# WORK REQUIRED
Search the entries below for the word "Drawing" and copy each line that has it.

Records from a collection:
.....
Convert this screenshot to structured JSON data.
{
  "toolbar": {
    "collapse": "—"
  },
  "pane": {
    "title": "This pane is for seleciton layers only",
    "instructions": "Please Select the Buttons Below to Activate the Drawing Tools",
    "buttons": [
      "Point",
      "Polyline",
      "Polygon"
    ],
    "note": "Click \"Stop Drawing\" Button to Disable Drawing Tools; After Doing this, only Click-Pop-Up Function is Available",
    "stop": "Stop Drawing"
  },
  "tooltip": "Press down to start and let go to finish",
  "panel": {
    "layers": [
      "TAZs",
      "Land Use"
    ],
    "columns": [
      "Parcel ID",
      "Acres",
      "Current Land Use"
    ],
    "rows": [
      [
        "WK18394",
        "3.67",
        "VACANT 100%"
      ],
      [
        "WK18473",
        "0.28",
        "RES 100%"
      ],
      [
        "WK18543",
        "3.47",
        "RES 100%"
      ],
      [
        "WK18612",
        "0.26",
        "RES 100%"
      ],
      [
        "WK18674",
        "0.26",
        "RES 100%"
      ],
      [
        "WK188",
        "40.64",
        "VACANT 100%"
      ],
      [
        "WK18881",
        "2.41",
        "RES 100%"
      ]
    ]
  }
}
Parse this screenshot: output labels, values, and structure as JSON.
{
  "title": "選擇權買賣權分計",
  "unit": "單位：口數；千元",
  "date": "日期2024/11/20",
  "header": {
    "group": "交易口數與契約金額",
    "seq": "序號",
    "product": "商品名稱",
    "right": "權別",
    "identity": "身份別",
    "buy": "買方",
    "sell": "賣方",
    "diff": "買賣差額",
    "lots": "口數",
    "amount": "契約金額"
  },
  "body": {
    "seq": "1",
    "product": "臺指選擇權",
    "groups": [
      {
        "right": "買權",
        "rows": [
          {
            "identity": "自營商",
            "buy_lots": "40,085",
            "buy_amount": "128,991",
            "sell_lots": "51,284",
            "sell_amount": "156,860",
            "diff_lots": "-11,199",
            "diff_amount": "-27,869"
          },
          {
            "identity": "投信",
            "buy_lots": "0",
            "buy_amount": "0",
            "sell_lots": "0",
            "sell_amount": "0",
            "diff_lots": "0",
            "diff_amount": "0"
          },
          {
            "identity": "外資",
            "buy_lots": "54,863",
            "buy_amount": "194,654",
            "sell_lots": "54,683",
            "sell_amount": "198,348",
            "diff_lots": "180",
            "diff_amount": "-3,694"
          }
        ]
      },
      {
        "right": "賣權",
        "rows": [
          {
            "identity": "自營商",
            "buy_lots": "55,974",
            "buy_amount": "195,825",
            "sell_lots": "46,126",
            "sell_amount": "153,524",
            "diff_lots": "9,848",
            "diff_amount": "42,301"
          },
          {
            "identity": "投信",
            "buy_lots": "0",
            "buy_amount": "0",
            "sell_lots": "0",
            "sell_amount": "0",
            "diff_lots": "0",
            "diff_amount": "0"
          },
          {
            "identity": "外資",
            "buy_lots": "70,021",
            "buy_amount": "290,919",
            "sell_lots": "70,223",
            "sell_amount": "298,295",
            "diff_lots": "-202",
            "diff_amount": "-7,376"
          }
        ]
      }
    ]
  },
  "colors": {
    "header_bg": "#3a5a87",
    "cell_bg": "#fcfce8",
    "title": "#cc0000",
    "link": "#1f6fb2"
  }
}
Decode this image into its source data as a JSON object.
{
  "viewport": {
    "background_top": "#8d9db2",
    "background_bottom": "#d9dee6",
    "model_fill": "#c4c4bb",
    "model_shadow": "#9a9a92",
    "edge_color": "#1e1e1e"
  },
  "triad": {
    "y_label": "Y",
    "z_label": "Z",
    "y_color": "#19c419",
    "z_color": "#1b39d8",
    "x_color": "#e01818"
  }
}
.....
# ANSWER FOR THE TASK
    "instructions": "Please Select the Buttons Below to Activate the Drawing Tools",
    "note": "Click \"Stop Drawing\" Button to Disable Drawing Tools; After Doing this, only Click-Pop-Up Function is Available",
    "stop": "Stop Drawing"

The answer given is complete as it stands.